BEGIN Supplied entries
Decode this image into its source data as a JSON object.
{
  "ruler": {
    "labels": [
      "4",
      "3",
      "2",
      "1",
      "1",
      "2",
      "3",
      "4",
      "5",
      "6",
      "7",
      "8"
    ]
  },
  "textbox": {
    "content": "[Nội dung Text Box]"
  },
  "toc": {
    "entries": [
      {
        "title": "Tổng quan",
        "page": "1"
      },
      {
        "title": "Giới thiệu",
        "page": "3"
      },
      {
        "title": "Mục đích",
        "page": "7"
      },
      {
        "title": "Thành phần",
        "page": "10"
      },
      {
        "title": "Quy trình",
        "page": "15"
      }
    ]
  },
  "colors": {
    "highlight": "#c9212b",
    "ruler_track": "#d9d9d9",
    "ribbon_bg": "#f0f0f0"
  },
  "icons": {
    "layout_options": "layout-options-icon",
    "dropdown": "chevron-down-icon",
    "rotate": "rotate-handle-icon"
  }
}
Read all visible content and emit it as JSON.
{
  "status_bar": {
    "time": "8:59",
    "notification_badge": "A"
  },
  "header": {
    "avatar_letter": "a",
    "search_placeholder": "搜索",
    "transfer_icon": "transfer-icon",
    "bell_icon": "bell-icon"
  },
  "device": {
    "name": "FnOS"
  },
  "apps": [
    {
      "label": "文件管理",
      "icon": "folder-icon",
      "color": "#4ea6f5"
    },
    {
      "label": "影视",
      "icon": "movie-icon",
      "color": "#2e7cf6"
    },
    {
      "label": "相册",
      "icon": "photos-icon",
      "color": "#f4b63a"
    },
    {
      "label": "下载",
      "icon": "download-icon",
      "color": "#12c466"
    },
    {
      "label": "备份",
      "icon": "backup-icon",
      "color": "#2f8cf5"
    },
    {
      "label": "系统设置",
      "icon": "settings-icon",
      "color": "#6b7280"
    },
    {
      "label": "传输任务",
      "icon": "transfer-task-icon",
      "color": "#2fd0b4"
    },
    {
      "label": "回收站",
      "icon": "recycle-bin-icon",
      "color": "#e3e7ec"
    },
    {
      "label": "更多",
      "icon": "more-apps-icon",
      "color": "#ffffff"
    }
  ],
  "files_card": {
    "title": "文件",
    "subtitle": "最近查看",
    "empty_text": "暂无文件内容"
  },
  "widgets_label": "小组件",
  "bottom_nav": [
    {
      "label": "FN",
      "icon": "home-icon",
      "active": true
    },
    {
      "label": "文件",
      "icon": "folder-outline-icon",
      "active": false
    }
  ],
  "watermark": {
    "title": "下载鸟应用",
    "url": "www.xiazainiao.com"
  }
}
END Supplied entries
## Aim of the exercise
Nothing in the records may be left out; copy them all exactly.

## Final answer
Decode this image into its source data as a JSON object.
{
  "ruler": {
    "labels": [
      "4",
      "3",
      "2",
      "1",
      "1",
      "2",
      "3",
      "4",
      "5",
      "6",
      "7",
      "8"
    ]
  },
  "textbox": {
    "content": "[Nội dung Text Box]"
  },
  "toc": {
    "entries": [
      {
        "title": "Tổng quan",
        "page": "1"
      },
      {
        "title": "Giới thiệu",
        "page": "3"
      },
      {
        "title": "Mục đích",
        "page": "7"
      },
      {
        "title": "Thành phần",
        "page": "10"
      },
      {
        "title": "Quy trình",
        "page": "15"
      }
    ]
  },
  "colors": {
    "highlight": "#c9212b",
    "ruler_track": "#d9d9d9",
    "ribbon_bg": "#f0f0f0"
  },
  "icons": {
    "layout_options": "layout-options-icon",
    "dropdown": "chevron-down-icon",
    "rotate": "rotate-handle-icon"
  }
}
Read all visible content and emit it as JSON.
{
  "status_bar": {
    "time": "8:59",
    "notification_badge": "A"
  },
  "header": {
    "avatar_letter": "a",
    "search_placeholder": "搜索",
    "transfer_icon": "transfer-icon",
    "bell_icon": "bell-icon"
  },
  "device": {
    "name": "FnOS"
  },
  "apps": [
    {
      "label": "文件管理",
      "icon": "folder-icon",
      "color": "#4ea6f5"
    },
    {
      "label": "影视",
      "icon": "movie-icon",
      "color": "#2e7cf6"
    },
    {
      "label": "相册",
      "icon": "photos-icon",
      "color": "#f4b63a"
    },
    {
      "label": "下载",
      "icon": "download-icon",
      "color": "#12c466"
    },
    {
      "label": "备份",
      "icon": "backup-icon",
      "color": "#2f8cf5"
    },
    {
      "label": "系统设置",
      "icon": "settings-icon",
      "color": "#6b7280"
    },
    {
      "label": "传输任务",
      "icon": "transfer-task-icon",
      "color": "#2fd0b4"
    },
    {
      "label": "回收站",
      "icon": "recycle-bin-icon",
      "color": "#e3e7ec"
    },
    {
      "label": "更多",
      "icon": "more-apps-icon",
      "color": "#ffffff"
    }
  ],
  "files_card": {
    "title": "文件",
    "subtitle": "最近查看",
    "empty_text": "暂无文件内容"
  },
  "widgets_label": "小组件",
  "bottom_nav": [
    {
      "label": "FN",
      "icon": "home-icon",
      "active": true
    },
    {
      "label": "文件",
      "icon": "folder-outline-icon",
      "active": false
    }
  ],
  "watermark": {
    "title": "下载鸟应用",
    "url": "www.xiazainiao.com"
  }
}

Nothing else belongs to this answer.